[INFORMATION SHOWN]
.....
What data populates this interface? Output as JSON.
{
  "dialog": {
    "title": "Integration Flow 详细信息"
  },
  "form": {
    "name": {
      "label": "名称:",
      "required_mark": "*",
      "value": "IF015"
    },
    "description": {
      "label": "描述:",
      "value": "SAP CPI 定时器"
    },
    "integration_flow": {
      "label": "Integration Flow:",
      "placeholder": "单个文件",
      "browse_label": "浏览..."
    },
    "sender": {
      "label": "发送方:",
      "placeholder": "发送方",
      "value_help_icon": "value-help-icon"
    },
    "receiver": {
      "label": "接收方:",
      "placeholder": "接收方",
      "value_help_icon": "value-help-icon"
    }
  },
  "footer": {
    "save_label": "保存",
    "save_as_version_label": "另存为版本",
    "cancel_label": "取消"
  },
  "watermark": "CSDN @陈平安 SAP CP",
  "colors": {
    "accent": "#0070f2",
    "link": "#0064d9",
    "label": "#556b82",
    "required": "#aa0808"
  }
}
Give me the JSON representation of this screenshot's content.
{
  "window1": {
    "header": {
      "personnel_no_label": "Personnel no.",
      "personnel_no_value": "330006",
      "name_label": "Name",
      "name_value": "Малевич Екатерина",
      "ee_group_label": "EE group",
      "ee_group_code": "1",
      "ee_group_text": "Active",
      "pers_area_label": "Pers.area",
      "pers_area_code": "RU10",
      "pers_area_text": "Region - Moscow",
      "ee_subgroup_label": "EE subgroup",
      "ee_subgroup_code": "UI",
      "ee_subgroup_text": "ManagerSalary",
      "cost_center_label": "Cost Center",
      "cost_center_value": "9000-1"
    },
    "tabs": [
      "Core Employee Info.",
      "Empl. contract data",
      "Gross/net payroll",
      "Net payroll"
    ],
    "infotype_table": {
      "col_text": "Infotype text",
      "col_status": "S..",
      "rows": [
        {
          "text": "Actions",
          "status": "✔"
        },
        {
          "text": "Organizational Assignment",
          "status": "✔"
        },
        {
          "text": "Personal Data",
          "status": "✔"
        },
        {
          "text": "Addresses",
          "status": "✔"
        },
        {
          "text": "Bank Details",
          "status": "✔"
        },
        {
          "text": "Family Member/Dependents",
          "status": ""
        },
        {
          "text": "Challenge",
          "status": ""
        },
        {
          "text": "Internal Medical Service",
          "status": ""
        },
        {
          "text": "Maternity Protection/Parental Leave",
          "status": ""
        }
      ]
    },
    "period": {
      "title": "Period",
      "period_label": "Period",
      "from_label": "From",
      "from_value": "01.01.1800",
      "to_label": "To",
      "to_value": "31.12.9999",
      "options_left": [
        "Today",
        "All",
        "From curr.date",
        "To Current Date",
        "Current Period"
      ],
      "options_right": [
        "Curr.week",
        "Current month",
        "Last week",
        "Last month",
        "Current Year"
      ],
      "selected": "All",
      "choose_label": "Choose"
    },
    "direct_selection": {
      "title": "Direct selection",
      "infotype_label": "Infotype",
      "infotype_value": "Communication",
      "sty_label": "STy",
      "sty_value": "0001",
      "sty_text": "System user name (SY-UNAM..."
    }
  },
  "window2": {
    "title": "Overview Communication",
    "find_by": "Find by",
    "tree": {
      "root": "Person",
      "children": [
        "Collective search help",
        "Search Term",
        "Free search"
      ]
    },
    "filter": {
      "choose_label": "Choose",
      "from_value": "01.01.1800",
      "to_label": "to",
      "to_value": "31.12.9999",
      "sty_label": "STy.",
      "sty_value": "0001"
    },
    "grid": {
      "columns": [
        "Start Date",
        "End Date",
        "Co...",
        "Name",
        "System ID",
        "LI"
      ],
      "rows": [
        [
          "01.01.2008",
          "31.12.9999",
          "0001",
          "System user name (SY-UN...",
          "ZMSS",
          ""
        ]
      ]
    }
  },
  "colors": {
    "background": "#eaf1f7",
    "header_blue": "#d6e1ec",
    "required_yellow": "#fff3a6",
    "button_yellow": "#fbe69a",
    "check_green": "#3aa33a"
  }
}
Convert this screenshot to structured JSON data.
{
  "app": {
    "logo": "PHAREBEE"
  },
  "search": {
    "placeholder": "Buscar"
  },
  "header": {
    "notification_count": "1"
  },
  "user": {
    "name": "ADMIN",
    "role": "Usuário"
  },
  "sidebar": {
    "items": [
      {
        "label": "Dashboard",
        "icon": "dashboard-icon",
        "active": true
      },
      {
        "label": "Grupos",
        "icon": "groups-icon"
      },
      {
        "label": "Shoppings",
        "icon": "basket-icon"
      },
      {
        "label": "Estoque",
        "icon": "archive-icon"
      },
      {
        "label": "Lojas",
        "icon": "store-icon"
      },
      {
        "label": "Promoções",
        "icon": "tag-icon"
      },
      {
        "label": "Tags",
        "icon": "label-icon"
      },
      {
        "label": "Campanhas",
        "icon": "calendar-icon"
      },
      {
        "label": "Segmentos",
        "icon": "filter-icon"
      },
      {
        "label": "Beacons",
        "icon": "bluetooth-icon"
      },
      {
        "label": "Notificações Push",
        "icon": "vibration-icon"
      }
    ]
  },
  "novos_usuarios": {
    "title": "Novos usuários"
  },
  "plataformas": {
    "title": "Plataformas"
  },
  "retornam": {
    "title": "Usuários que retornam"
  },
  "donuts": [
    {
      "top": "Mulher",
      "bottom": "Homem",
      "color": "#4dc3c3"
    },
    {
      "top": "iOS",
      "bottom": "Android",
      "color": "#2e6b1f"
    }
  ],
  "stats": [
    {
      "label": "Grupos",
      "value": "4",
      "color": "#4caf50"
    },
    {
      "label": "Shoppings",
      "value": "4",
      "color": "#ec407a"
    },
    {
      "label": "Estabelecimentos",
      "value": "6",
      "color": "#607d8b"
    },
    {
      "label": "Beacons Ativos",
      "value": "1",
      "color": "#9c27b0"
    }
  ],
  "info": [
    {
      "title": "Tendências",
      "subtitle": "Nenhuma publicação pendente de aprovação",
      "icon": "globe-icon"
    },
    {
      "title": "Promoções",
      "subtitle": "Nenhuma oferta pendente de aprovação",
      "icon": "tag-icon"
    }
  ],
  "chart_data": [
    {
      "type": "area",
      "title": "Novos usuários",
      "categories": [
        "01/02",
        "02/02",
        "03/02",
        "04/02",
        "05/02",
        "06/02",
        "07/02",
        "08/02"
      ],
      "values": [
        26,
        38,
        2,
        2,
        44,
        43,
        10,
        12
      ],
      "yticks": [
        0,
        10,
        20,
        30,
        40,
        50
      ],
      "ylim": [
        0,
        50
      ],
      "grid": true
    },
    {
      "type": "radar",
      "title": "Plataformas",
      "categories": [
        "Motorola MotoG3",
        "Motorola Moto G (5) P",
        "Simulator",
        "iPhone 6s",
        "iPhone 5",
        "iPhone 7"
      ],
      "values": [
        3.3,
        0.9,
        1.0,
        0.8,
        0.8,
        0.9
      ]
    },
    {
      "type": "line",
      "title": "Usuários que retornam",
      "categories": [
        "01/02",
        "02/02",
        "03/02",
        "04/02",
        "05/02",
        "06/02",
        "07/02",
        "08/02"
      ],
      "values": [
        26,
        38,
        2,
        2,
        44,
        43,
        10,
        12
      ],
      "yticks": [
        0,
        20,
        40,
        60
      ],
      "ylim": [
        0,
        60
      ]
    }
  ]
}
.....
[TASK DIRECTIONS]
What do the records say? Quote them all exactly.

[TASK RESULT]
What data populates this interface? Output as JSON.
{
  "dialog": {
    "title": "Integration Flow 详细信息"
  },
  "form": {
    "name": {
      "label": "名称:",
      "required_mark": "*",
      "value": "IF015"
    },
    "description": {
      "label": "描述:",
      "value": "SAP CPI 定时器"
    },
    "integration_flow": {
      "label": "Integration Flow:",
      "placeholder": "单个文件",
      "browse_label": "浏览..."
    },
    "sender": {
      "label": "发送方:",
      "placeholder": "发送方",
      "value_help_icon": "value-help-icon"
    },
    "receiver": {
      "label": "接收方:",
      "placeholder": "接收方",
      "value_help_icon": "value-help-icon"
    }
  },
  "footer": {
    "save_label": "保存",
    "save_as_version_label": "另存为版本",
    "cancel_label": "取消"
  },
  "watermark": "CSDN @陈平安 SAP CP",
  "colors": {
    "accent": "#0070f2",
    "link": "#0064d9",
    "label": "#556b82",
    "required": "#aa0808"
  }
}
Give me the JSON representation of this screenshot's content.
{
  "window1": {
    "header": {
      "personnel_no_label": "Personnel no.",
      "personnel_no_value": "330006",
      "name_label": "Name",
      "name_value": "Малевич Екатерина",
      "ee_group_label": "EE group",
      "ee_group_code": "1",
      "ee_group_text": "Active",
      "pers_area_label": "Pers.area",
      "pers_area_code": "RU10",
      "pers_area_text": "Region - Moscow",
      "ee_subgroup_label": "EE subgroup",
      "ee_subgroup_code": "UI",
      "ee_subgroup_text": "ManagerSalary",
      "cost_center_label": "Cost Center",
      "cost_center_value": "9000-1"
    },
    "tabs": [
      "Core Employee Info.",
      "Empl. contract data",
      "Gross/net payroll",
      "Net payroll"
    ],
    "infotype_table": {
      "col_text": "Infotype text",
      "col_status": "S..",
      "rows": [
        {
          "text": "Actions",
          "status": "✔"
        },
        {
          "text": "Organizational Assignment",
          "status": "✔"
        },
        {
          "text": "Personal Data",
          "status": "✔"
        },
        {
          "text": "Addresses",
          "status": "✔"
        },
        {
          "text": "Bank Details",
          "status": "✔"
        },
        {
          "text": "Family Member/Dependents",
          "status": ""
        },
        {
          "text": "Challenge",
          "status": ""
        },
        {
          "text": "Internal Medical Service",
          "status": ""
        },
        {
          "text": "Maternity Protection/Parental Leave",
          "status": ""
        }
      ]
    },
    "period": {
      "title": "Period",
      "period_label": "Period",
      "from_label": "From",
      "from_value": "01.01.1800",
      "to_label": "To",
      "to_value": "31.12.9999",
      "options_left": [
        "Today",
        "All",
        "From curr.date",
        "To Current Date",
        "Current Period"
      ],
      "options_right": [
        "Curr.week",
        "Current month",
        "Last week",
        "Last month",
        "Current Year"
      ],
      "selected": "All",
      "choose_label": "Choose"
    },
    "direct_selection": {
      "title": "Direct selection",
      "infotype_label": "Infotype",
      "infotype_value": "Communication",
      "sty_label": "STy",
      "sty_value": "0001",
      "sty_text": "System user name (SY-UNAM..."
    }
  },
  "window2": {
    "title": "Overview Communication",
    "find_by": "Find by",
    "tree": {
      "root": "Person",
      "children": [
        "Collective search help",
        "Search Term",
        "Free search"
      ]
    },
    "filter": {
      "choose_label": "Choose",
      "from_value": "01.01.1800",
      "to_label": "to",
      "to_value": "31.12.9999",
      "sty_label": "STy.",
      "sty_value": "0001"
    },
    "grid": {
      "columns": [
        "Start Date",
        "End Date",
        "Co...",
        "Name",
        "System ID",
        "LI"
      ],
      "rows": [
        [
          "01.01.2008",
          "31.12.9999",
          "0001",
          "System user name (SY-UN...",
          "ZMSS",
          ""
        ]
      ]
    }
  },
  "colors": {
    "background": "#eaf1f7",
    "header_blue": "#d6e1ec",
    "required_yellow": "#fff3a6",
    "button_yellow": "#fbe69a",
    "check_green": "#3aa33a"
  }
}
Convert this screenshot to structured JSON data.
{
  "app": {
    "logo": "PHAREBEE"
  },
  "search": {
    "placeholder": "Buscar"
  },
  "header": {
    "notification_count": "1"
  },
  "user": {
    "name": "ADMIN",
    "role": "Usuário"
  },
  "sidebar": {
    "items": [
      {
        "label": "Dashboard",
        "icon": "dashboard-icon",
        "active": true
      },
      {
        "label": "Grupos",
        "icon": "groups-icon"
      },
      {
        "label": "Shoppings",
        "icon": "basket-icon"
      },
      {
        "label": "Estoque",
        "icon": "archive-icon"
      },
      {
        "label": "Lojas",
        "icon": "store-icon"
      },
      {
        "label": "Promoções",
        "icon": "tag-icon"
      },
      {
        "label": "Tags",
        "icon": "label-icon"
      },
      {
        "label": "Campanhas",
        "icon": "calendar-icon"
      },
      {
        "label": "Segmentos",
        "icon": "filter-icon"
      },
      {
        "label": "Beacons",
        "icon": "bluetooth-icon"
      },
      {
        "label": "Notificações Push",
        "icon": "vibration-icon"
      }
    ]
  },
  "novos_usuarios": {
    "title": "Novos usuários"
  },
  "plataformas": {
    "title": "Plataformas"
  },
  "retornam": {
    "title": "Usuários que retornam"
  },
  "donuts": [
    {
      "top": "Mulher",
      "bottom": "Homem",
      "color": "#4dc3c3"
    },
    {
      "top": "iOS",
      "bottom": "Android",
      "color": "#2e6b1f"
    }
  ],
  "stats": [
    {
      "label": "Grupos",
      "value": "4",
      "color": "#4caf50"
    },
    {
      "label": "Shoppings",
      "value": "4",
      "color": "#ec407a"
    },
    {
      "label": "Estabelecimentos",
      "value": "6",
      "color": "#607d8b"
    },
    {
      "label": "Beacons Ativos",
      "value": "1",
      "color": "#9c27b0"
    }
  ],
  "info": [
    {
      "title": "Tendências",
      "subtitle": "Nenhuma publicação pendente de aprovação",
      "icon": "globe-icon"
    },
    {
      "title": "Promoções",
      "subtitle": "Nenhuma oferta pendente de aprovação",
      "icon": "tag-icon"
    }
  ],
  "chart_data": [
    {
      "type": "area",
      "title": "Novos usuários",
      "categories": [
        "01/02",
        "02/02",
        "03/02",
        "04/02",
        "05/02",
        "06/02",
        "07/02",
        "08/02"
      ],
      "values": [
        26,
        38,
        2,
        2,
        44,
        43,
        10,
        12
      ],
      "yticks": [
        0,
        10,
        20,
        30,
        40,
        50
      ],
      "ylim": [
        0,
        50
      ],
      "grid": true
    },
    {
      "type": "radar",
      "title": "Plataformas",
      "categories": [
        "Motorola MotoG3",
        "Motorola Moto G (5) P",
        "Simulator",
        "iPhone 6s",
        "iPhone 5",
        "iPhone 7"
      ],
      "values": [
        3.3,
        0.9,
        1.0,
        0.8,
        0.8,
        0.9
      ]
    },
    {
      "type": "line",
      "title": "Usuários que retornam",
      "categories": [
        "01/02",
        "02/02",
        "03/02",
        "04/02",
        "05/02",
        "06/02",
        "07/02",
        "08/02"
      ],
      "values": [
        26,
        38,
        2,
        2,
        44,
        43,
        10,
        12
      ],
      "yticks": [
        0,
        20,
        40,
        60
      ],
      "ylim": [
        0,
        60
      ]
    }
  ]
}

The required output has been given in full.